Friday, August 14, 2009

Question about web security

Wanted to put out a question to readers. I recently happened to tune in to the Kim Komando show and heard something that sounded like a mistake. However, I'm not a security expert, so I'd like to find out more.

A caller had been making use of his neighbor's unsecured wireless connection when his own internet was down. He was wondering about the security hazards of doing this.

Kim's answer was mostly correct, which was to say that anything you transmit or receive over the web is visible across the entire network. By using freely available software, your neighbor could potentially steal your information. He could have a packet sniffer and log the information on his computer, or even in the router.

Kim then went on to say "So obviously you wouldn't want to do any banking over the unsecured line, because you don't know who's looking at your data."

These struck me as solid words of caution, but potentially incomplete. Presumably your bank would make you log in over an SSL connection. My own understanding is fuzzy, but I believe this means that the data gets encrypted at each end before being sent over the network, and only your client and their server have the information necessary to decrypt the data.

Can anybody confirm or deny that my understanding is correct? Is there some way you know of where the neighbor could read your secure data as plain text? If not, what information is your neighbor lacking that would allow him to see it?


  1. The neighbor would have to be intentionally malicious for an attack to work, and would have to make an attack on a poorly implemented version of SSL. The problem is not with the encryption, but where the encryption keys come from.

    If the server is not utilizing a public key infrastructure, then the client, upon first visit to the server, will get a key from a database on the server maintained by the sysadmin. (commonly) This attack assumes that the client automatically accepts new keys, which is done mostly out of convenience of not having to manually add keys for every server you want to securely communicate with.

    So, your neighbor could set up a man in the middle attack where it emulates the server you want to communicate with, issues a key for the client, who assumes it is talking directly to the server, since it has no previous key to compare with. Then the MITM forwards your packets to the server, using the server's keys for communication with the server, and the fake keys generated by the MITM to communicate with the client. Then it is simply a matter of looking at the packets you are sending to the server, through the MITM.

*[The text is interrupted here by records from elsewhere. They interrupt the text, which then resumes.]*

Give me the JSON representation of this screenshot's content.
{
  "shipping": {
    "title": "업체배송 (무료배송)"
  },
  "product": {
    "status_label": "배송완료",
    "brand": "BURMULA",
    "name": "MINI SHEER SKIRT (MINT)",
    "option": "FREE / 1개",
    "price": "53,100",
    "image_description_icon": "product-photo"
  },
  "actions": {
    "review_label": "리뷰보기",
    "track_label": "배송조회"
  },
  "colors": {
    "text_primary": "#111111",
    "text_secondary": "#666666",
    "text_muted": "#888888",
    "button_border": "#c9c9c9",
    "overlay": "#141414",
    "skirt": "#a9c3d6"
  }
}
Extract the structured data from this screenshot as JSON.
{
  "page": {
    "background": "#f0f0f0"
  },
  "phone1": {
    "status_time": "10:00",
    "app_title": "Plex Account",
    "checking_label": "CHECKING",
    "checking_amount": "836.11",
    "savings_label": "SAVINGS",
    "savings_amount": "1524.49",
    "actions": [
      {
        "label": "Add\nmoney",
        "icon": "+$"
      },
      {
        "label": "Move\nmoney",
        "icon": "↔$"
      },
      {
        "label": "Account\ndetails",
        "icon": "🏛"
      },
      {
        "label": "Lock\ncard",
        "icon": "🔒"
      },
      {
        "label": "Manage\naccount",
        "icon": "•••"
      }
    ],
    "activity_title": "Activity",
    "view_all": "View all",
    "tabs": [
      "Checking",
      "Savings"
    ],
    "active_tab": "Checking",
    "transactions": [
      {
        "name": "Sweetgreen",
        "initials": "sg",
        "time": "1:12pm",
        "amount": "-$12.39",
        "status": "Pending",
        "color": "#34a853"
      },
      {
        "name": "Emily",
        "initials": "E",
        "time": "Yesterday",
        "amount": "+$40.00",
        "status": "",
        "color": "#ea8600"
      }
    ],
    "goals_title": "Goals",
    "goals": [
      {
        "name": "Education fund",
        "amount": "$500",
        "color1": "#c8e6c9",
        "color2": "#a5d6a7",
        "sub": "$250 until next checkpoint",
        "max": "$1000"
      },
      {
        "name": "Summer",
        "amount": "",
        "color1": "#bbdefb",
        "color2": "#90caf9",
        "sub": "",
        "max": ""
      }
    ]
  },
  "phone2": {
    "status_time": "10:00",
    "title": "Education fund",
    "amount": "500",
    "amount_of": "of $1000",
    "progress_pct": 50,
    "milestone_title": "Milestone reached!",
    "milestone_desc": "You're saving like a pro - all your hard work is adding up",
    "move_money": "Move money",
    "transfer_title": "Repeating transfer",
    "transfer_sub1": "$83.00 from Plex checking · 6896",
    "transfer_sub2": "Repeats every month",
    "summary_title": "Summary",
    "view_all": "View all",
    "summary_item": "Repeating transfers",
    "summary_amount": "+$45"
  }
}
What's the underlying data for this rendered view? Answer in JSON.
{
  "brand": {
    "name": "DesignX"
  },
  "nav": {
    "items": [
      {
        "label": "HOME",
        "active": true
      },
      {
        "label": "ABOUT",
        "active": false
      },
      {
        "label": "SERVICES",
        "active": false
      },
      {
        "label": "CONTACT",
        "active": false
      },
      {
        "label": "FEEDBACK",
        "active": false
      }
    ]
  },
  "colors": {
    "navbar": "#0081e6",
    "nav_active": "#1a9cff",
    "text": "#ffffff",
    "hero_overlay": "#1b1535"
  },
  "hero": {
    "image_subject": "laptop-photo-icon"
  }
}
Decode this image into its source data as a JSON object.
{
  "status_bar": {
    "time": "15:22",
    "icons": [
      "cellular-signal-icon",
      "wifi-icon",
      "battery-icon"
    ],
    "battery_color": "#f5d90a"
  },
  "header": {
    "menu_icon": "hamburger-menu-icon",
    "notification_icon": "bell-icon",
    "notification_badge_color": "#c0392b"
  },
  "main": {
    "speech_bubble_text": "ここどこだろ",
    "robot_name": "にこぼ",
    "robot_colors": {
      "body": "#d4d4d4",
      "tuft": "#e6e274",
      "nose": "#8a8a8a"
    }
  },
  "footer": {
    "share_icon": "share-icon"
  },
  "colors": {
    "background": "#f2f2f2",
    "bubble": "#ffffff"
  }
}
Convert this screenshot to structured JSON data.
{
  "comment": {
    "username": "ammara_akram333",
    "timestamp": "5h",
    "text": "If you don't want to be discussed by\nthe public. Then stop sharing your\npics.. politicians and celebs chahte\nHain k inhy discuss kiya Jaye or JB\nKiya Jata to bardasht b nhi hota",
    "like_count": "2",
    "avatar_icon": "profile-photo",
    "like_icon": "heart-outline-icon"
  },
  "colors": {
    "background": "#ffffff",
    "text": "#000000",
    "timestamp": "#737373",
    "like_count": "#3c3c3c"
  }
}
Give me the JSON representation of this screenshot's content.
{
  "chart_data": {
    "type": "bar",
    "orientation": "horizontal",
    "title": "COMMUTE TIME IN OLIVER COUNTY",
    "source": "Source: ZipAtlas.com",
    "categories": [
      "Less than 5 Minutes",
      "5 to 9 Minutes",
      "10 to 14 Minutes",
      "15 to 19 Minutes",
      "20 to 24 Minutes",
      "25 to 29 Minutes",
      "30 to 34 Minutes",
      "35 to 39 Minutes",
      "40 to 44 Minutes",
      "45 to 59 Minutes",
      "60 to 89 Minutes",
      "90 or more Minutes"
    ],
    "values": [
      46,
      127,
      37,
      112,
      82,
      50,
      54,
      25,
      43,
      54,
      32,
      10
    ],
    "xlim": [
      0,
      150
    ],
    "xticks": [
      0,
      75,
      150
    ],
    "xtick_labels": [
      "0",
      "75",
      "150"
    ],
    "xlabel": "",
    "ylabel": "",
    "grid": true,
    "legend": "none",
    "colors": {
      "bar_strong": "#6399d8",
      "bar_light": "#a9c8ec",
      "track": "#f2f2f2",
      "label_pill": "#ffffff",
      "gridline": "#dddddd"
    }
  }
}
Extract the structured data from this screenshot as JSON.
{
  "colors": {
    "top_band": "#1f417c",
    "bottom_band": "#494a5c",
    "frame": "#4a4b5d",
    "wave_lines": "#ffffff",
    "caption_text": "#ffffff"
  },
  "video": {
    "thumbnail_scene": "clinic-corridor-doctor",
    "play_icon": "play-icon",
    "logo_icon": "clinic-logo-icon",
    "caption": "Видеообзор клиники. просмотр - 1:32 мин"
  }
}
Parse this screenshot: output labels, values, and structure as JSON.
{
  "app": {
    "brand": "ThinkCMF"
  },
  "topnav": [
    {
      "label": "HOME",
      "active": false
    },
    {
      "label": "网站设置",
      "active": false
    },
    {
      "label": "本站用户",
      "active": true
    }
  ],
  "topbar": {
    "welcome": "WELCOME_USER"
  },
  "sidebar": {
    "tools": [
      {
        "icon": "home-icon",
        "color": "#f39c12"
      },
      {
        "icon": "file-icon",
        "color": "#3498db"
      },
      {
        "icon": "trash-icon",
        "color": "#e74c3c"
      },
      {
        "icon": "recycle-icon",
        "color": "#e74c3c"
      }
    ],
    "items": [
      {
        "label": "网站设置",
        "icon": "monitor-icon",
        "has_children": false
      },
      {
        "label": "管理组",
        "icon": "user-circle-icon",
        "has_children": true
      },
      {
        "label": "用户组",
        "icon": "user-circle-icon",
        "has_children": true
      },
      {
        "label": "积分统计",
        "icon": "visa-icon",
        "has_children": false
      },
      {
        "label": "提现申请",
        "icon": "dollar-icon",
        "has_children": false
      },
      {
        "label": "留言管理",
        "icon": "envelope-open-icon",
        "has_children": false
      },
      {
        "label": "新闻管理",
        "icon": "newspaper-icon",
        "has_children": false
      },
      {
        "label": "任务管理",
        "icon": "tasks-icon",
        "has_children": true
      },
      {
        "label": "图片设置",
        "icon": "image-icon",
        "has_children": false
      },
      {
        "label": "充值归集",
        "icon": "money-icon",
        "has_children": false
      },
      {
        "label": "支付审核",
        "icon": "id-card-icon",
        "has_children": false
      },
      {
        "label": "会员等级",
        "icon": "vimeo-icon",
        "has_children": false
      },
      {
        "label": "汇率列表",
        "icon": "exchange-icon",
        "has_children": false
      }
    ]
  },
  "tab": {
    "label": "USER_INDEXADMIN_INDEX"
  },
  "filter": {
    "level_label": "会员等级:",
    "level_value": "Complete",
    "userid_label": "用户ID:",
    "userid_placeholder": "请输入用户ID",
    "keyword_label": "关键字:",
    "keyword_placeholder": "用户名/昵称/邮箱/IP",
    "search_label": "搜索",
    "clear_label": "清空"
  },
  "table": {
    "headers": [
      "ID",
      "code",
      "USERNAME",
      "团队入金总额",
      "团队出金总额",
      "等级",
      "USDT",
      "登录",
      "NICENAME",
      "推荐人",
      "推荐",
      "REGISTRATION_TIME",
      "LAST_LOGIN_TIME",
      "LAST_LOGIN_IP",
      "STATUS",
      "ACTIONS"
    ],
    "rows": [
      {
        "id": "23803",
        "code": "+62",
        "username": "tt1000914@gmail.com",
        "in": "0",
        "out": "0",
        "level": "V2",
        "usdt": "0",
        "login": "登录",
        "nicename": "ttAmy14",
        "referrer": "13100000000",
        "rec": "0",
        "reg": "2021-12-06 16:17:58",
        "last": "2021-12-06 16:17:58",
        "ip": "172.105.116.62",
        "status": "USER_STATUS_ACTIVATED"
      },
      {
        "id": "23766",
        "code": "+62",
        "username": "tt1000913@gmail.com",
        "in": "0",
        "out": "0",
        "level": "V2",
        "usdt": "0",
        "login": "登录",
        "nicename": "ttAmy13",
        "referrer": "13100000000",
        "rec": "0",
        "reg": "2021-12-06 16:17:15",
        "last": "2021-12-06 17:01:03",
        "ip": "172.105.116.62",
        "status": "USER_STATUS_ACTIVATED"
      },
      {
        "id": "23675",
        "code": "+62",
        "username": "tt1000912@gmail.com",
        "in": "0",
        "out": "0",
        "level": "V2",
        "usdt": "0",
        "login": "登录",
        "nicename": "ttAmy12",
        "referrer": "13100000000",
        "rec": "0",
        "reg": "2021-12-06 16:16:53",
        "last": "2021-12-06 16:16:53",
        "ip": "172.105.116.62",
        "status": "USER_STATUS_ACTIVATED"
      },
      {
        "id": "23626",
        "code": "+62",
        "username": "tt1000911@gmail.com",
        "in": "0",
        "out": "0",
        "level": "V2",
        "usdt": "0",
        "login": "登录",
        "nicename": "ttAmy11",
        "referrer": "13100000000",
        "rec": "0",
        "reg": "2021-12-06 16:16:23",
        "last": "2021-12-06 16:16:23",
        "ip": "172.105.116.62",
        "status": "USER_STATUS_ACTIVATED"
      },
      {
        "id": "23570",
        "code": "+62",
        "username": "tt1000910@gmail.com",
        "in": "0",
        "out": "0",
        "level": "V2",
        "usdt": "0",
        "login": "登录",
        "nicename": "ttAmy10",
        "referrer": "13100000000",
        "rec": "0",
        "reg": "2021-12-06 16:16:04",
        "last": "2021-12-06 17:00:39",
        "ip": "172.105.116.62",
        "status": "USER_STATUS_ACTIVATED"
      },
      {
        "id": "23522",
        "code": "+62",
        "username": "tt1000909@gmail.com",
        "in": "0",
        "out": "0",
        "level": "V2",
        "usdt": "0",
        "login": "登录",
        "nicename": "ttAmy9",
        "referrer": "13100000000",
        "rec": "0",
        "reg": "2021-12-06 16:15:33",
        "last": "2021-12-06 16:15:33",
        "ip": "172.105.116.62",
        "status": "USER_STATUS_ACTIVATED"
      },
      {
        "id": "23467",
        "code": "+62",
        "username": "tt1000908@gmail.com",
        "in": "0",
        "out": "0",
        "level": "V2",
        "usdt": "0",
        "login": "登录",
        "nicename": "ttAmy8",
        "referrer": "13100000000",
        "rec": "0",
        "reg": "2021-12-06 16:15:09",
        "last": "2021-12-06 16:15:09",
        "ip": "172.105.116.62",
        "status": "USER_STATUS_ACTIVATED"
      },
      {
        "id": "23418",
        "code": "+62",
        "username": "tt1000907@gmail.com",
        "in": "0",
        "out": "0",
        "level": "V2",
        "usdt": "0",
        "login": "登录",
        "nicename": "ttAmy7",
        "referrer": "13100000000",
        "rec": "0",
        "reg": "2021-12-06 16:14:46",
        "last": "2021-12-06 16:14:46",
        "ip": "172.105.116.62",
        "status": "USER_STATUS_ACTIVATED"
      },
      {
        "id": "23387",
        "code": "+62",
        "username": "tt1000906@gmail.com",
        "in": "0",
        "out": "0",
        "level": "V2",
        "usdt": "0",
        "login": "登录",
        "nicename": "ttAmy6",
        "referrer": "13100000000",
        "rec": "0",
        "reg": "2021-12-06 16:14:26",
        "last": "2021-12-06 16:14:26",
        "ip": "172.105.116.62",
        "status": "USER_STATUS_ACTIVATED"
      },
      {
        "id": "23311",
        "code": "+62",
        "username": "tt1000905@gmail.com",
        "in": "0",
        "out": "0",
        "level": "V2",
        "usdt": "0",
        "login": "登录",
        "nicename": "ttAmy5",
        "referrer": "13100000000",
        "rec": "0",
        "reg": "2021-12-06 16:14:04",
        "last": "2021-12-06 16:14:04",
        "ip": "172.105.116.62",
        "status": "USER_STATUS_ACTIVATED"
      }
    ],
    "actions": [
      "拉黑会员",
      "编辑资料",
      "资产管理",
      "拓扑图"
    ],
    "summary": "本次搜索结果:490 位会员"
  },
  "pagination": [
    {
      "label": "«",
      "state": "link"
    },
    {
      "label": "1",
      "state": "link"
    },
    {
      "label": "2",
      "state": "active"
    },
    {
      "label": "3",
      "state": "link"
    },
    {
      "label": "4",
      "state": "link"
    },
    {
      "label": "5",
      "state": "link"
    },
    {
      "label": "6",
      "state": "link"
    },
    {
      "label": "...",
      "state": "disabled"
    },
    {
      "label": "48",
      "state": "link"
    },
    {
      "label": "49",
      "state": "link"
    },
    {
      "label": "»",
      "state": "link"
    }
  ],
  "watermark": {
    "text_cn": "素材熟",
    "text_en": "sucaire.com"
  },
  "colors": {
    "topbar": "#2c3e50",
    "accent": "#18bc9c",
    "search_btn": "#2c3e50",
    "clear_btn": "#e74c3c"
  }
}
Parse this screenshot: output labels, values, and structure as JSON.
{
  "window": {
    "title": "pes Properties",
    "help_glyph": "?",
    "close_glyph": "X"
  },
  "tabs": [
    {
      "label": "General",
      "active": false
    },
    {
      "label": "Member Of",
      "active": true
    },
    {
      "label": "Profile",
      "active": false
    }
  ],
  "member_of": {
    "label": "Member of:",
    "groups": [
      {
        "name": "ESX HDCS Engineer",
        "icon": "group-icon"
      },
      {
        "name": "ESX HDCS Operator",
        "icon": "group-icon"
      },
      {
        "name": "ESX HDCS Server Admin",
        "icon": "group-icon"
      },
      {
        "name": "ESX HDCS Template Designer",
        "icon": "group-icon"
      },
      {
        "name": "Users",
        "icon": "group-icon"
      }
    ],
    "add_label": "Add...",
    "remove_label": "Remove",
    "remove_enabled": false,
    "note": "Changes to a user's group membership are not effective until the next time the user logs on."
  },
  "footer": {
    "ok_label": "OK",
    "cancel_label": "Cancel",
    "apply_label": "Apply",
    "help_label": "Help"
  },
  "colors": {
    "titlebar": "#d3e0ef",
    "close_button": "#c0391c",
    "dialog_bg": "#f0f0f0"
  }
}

    I don't know how likely this attack is, since it assumes that the server is not using public key infrastructure (like verisign), which is common with major sites where you would really need SSL. It also assumes that the client never communicated with the server before, and thus, doesn't have an original key to compare with. And lastly, assumes that your neighbor is a jerk waiting to prey on you.

    It's not likely to happen with a neighbor, but it would be likely if someone were to set up a public wireless network, as you would have more potential victims connecting through your network, and they might be using their work laptop to check a personal account, which they might not have done before.

  2. I can just imagine some guy in a recliner celebrating another successful Xanatos Gambit with a sinister smile, when he sees that his neighbor finally took the bait and used the unsecured internet connection. Now, he can finally get his neighbor's bank statement information, mwahahaha!!

    You'd think he could just steal his neighbor's mail if he wanted to get some sensitive information, no?

    In all likelihood, if the guy (or girl?!) left the home wifi connection unsecured, they're probably not savvy enough to plan a malicious attack on you.

    ... but... that's just what they'd want you to think, isn't it?

  3. Yeah, a MITM attack is *possible*... but with third-party authentication of credentials, it is VERY hard to really pull off. Most sites do use third party credential authentication.

    The only thing that makes it easier is that most users will blindly hit the "yeah, it's ok" button when the credentials are flagged... but if youre a reasonably savvy user, your spidey-sense should tingle when that warning comes up for YOUR BANK.

    However... for a more playful view on this:

  4. Thanks everyone. Very informative and hilarious.

  5. Just to underscore what Brian posted: This MITM exploit has been demonstrated to work in the past. As of last month, the EV SSL (Extended Verification) that Charlie referred to has also been shown to be vulnerable to exploit now [,289142,sid14_gci1361180,00.html ].

    Having said that, I know for a fact that my neighbor isn't capable of doing this. Hell, I'm an IT consultant and *I* don't know how to do it.

    Then again, I'm not eeeeeevil...